BEGIN Supplied entries

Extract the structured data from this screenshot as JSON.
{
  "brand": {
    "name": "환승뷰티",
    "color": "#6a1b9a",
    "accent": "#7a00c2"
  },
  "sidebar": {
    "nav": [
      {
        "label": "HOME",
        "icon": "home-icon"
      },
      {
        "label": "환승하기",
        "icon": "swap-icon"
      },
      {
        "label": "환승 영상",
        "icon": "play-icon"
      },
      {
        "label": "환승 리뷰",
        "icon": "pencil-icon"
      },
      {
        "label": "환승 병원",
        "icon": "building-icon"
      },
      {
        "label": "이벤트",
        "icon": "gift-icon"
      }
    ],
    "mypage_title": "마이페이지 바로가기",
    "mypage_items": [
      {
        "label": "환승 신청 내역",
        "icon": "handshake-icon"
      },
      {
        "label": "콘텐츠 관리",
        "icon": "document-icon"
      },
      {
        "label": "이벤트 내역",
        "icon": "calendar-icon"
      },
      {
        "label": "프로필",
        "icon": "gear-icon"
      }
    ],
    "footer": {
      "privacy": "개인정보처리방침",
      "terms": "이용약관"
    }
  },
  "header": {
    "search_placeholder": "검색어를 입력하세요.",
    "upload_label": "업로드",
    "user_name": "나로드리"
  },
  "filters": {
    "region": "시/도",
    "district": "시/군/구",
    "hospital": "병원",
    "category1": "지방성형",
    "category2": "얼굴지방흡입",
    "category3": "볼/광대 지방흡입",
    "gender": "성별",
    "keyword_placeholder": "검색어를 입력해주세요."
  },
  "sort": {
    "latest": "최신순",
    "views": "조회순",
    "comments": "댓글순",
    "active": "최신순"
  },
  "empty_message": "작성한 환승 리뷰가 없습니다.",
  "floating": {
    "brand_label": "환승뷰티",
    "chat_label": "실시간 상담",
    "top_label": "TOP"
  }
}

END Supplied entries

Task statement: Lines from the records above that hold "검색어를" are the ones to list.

Exercise output:
    "search_placeholder": "검색어를 입력하세요.",
    "keyword_placeholder": "검색어를 입력해주세요."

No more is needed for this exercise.